Shaft is based on the black detective who fought, played and worked hard onscreen. This deluxe re-issue reminds of the cultural cornerstone this soul music soundtrack served as during this 70s time period for music in cinema. Later, the Shaft soundtrack influenced many hip hop musicians, but the soul music still resonates with audiences then and now.
By 71, Hayes was already a star with hits like Hot Buttered Soul, but Shaft propelled him into rare air. Once most people get over the Blaxploitation genre surface reaction of the film, the music stands as undeniable soul, R & B and cosmic jazz. Of course, the title track gains the most recognition, but these other compositions represent the heart of Stax Records. “Ellie’s Love Theme” proves medicinal…like smooth Modern Jazz Quartet, whereas “Shaft’s Cab Ride” conjures the Stax horns’ R & B glory.

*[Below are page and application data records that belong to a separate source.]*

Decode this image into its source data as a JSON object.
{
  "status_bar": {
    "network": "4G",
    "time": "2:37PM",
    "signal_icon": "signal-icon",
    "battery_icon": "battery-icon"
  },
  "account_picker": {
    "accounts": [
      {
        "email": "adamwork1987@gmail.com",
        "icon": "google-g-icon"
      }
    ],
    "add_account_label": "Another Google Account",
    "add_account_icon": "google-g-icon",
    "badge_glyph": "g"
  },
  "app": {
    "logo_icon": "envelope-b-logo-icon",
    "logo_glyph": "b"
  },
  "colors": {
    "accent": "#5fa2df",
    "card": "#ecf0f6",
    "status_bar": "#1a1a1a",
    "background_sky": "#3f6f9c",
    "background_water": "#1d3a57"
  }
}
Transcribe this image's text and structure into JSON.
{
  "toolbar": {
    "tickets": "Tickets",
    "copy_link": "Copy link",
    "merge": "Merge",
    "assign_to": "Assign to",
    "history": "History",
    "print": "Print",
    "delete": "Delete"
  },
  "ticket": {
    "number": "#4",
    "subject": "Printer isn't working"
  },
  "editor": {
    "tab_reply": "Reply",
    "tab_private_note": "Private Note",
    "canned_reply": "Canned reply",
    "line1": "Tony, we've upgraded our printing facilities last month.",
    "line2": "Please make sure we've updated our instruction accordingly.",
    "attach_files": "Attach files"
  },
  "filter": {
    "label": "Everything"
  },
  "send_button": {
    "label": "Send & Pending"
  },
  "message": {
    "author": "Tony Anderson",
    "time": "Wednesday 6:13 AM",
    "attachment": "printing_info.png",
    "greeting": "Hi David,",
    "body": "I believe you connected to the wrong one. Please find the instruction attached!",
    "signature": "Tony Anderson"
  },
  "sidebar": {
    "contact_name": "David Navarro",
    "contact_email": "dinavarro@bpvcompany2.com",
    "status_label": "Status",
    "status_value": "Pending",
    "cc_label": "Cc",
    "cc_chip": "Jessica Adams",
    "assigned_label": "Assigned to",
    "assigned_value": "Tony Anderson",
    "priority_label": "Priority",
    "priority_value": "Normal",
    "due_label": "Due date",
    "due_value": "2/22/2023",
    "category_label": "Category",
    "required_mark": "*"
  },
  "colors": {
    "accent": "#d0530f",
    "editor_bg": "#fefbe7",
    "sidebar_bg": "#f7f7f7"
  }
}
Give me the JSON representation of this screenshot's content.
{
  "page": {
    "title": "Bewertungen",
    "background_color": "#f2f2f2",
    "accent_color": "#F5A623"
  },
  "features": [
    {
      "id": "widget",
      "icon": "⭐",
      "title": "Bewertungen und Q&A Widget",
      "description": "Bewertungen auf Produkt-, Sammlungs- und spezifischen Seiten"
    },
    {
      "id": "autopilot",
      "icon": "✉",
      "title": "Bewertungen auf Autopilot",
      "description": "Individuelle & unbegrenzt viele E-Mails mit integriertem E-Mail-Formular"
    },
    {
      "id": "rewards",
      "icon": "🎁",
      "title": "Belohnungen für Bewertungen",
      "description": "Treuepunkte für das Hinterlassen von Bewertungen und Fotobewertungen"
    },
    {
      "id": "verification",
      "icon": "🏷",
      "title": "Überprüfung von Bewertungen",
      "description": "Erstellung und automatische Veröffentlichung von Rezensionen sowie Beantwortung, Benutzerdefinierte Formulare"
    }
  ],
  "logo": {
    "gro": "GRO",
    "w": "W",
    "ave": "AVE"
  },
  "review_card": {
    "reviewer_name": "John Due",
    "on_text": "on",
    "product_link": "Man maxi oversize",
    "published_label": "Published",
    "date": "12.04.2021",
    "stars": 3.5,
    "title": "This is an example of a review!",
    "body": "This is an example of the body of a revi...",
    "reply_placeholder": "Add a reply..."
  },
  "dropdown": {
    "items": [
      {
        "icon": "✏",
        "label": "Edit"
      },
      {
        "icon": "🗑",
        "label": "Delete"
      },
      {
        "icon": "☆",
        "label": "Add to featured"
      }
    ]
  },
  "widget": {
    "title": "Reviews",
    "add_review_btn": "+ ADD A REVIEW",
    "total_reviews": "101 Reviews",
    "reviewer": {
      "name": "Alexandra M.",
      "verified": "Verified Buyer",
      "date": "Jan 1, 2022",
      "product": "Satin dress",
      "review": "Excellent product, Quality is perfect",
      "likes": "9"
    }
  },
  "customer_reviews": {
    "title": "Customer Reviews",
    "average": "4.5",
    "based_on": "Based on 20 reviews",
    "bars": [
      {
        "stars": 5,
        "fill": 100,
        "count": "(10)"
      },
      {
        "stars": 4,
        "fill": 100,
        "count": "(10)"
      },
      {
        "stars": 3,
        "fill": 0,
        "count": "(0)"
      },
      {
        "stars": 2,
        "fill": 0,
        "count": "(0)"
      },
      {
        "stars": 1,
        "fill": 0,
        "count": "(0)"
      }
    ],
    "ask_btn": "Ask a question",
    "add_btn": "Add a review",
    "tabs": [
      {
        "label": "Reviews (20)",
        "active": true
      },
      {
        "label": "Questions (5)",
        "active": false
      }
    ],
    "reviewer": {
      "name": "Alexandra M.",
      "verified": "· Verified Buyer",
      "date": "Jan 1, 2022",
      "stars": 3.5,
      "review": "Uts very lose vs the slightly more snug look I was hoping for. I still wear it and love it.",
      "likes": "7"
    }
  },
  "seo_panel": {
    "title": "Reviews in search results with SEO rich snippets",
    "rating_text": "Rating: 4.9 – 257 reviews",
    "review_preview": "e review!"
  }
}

“Early Sunday Morning” feels just like it sounds. “Be Yourself” contains, a joyous, upbeat theme that blended well with images on the screen. The centerpiece song, “Soulsville”, sang by Hayes evoke hard luck, and harder reality down in the city. “No Name Bar” swings like a cross between Memphis and New Orleans bloodlines. The 19-minute “Do Your Thing” ranks as some of the most funk/R&B-rooted music you can find.
For most folks, these days, this Shaft soundtrack will sound better than ever. It certainly still stands up against time.